What was it that made you want to go into the world of Alice in Wonderland in 3D?
Well, it was that. It was Alice in Wonderland and 3-D, it just seemed like the world that Lewis Carroll created. The kind of trippiness and the size, spatial elements, and I was thinking about the world of Lewis Carroll, not so much about the films, but I knew more about it listening to music and bands and other illustrators and artists that would incorporate that imagery in their work.
It just made me realize how powerful the material was. If it were written today, it would be mind-blowing. So the combination of the medium and the material just seemed really right.
And putting your own stamp on this, it’s not the Alice in Wonderland we’re used to.
Well, yeah, there’s been so many versions, and for me I’ve never seen a version that I really liked, so I didn’t feel that there was a definitive version to me that we were fighting against.
I liked what Linda (Woolverton, the screenwriter) did with the script. She almost treated this story like how the Alice material has affected us, at least for me. It’s the story about somebody using this kind of imagery and this kind of world to figure out problems and things in their own life, and what’s fantasy and reality and dreams, how they’re not separate things, they’re one thing. It’s how we use those things to deal with our issues in life.
When did the original book enter your life and what how did the book influence you?
Well, I’m from Burbank, so we never heard about Alice in Wonderland, except from the Disney cartoon and Jefferson Airplane. But it was interesting because that’s what made me realize the power of it is that I got my introduction much more from other illustrators and music, culture and writers, and the imagery would come up in other’s work, and that’s when you start to delve into it and you realize just how powerful it is and that’s why it remains that way.
You shot this in 2D and converted it to 3D, what was your reasoning for doing that?
Well, just because all the techniques we were using, there’s no point in shooting in 3D when there’s nothing to shoot. We were using so many different techniques. We didn’t go motion capture.

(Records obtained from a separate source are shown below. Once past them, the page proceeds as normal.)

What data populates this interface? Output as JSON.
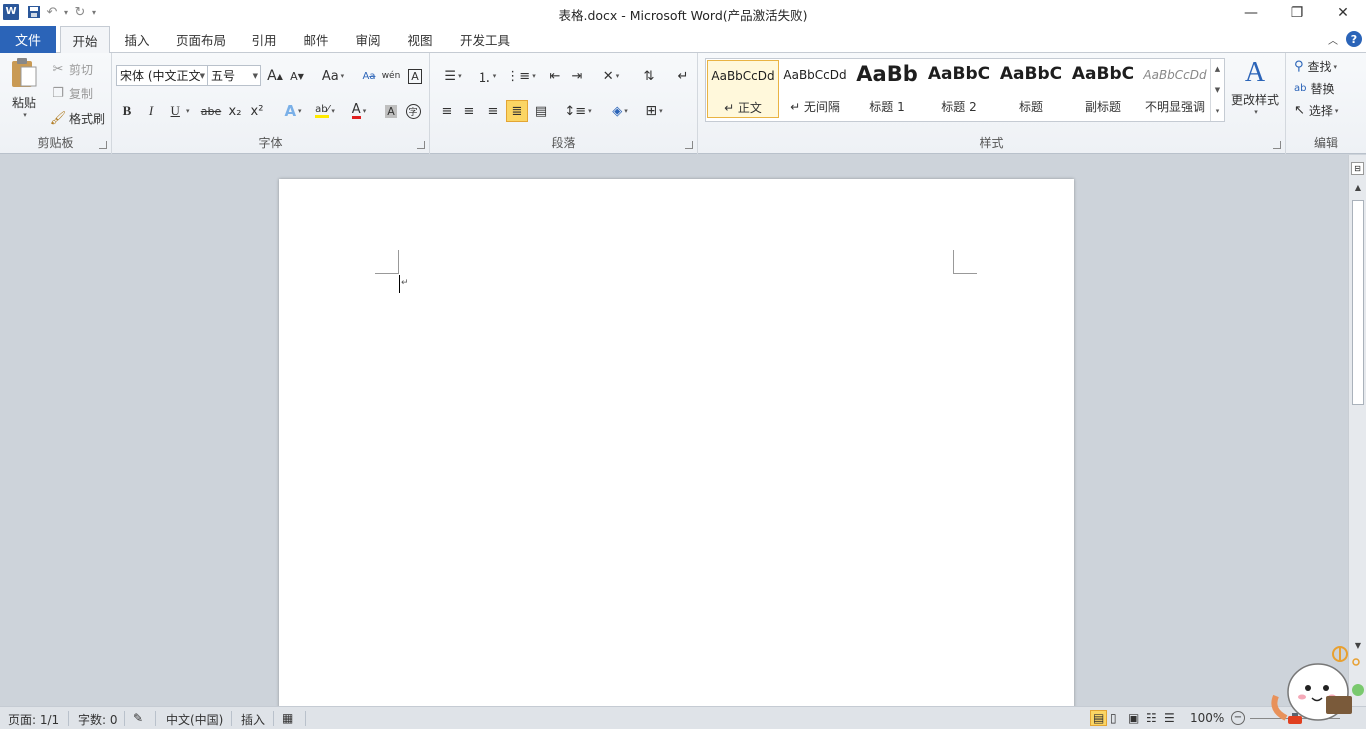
{
  "window": {
    "title": "表格.docx - Microsoft Word(产品激活失败)"
  },
  "tabs": {
    "file": "文件",
    "items": [
      "开始",
      "插入",
      "页面布局",
      "引用",
      "邮件",
      "审阅",
      "视图",
      "开发工具"
    ],
    "active": "开始"
  },
  "clipboard": {
    "paste": "粘贴",
    "cut": "剪切",
    "copy": "复制",
    "format_painter": "格式刷",
    "label": "剪贴板"
  },
  "font": {
    "name": "宋体 (中文正文",
    "size": "五号",
    "label": "字体",
    "case_label": "Aa",
    "bold": "B",
    "italic": "I",
    "underline": "U",
    "strike": "abe",
    "subscript": "x₂",
    "superscript": "x²",
    "grow": "A",
    "shrink": "A"
  },
  "paragraph": {
    "label": "段落"
  },
  "styles": {
    "label": "样式",
    "items": [
      {
        "sample": "AaBbCcDd",
        "name": "↵ 正文"
      },
      {
        "sample": "AaBbCcDd",
        "name": "↵ 无间隔"
      },
      {
        "sample": "AaBb",
        "name": "标题 1"
      },
      {
        "sample": "AaBbC",
        "name": "标题 2"
      },
      {
        "sample": "AaBbC",
        "name": "标题"
      },
      {
        "sample": "AaBbC",
        "name": "副标题"
      },
      {
        "sample": "AaBbCcDd",
        "name": "不明显强调"
      }
    ],
    "change_styles": "更改样式"
  },
  "editing": {
    "label": "编辑",
    "find": "查找",
    "replace": "替换",
    "select": "选择"
  },
  "statusbar": {
    "page": "页面: 1/1",
    "words": "字数: 0",
    "language": "中文(中国)",
    "mode": "插入",
    "zoom": "100%"
  },
  "colors": {
    "file_tab": "#2b64b8",
    "selected_style_border": "#e9b343",
    "align_selected": "#fbd564",
    "font_color": "#e02020",
    "highlight": "#ffea00"
  }
}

We had live action, we had animation, we had virtual sets, a little bit of sets, so I looked from when we did the conversion for Nightmare (Before Christmas), and Ken Ralston and I looked at things that were shot in 3D and shot in 2D conversion. And it’s like anything; you can see good 3D, bad 3D, good conversion, bad conversion.
We always knew it was 3D, so we did all the proper planning so that when we got to that stage, and when we got all the elements finally together, then it was just another piece of the technology. In fact, that was part of the easier technology than the other elements that we were dealing with.
You’ve collaborated with Johnny Depp before, how did you see your professional and personal relationship grow sharing Alice in Wonderland?
I couldn’t really look at him during the shoot, because he looked like a scary clown. We didn’t make much eye contact during the shoot. Look, I’ve always loved working with Johnny from (Edward) Scissorhands on for many reasons. He likes to play characters, be different things. He doesn’t like watching himself, which I love, because that makes it a lot easier for me. It’s just great, and each time you do something, he’s always trying to do something different, and surprise us, and it’s great when you know somebody and they keep surprising you.
Was there anything in Alice that technologically you couldn’t do yet?
We were just using all different technologies. They’re all out there and people go purely motion capture, purely animation, different forms of animation. I think everything’s a new tool. You always have limitations. You can do more. It’s all great, but I never tried to focus too much on the technology. The fun of it for us is the artistic thing, and feeling like we’re making a movie and not get overly too involved and in love with the technology.
Of all the movies you and Johnny have worked on, which one has been your children’s favorite?
My kids don’t really like my movies. I can’t say, they’re too young; my son’s getting older but since they don’t really know what I do, I can’t really describe to him what I do, so he doesn’t really know what I do – whatever!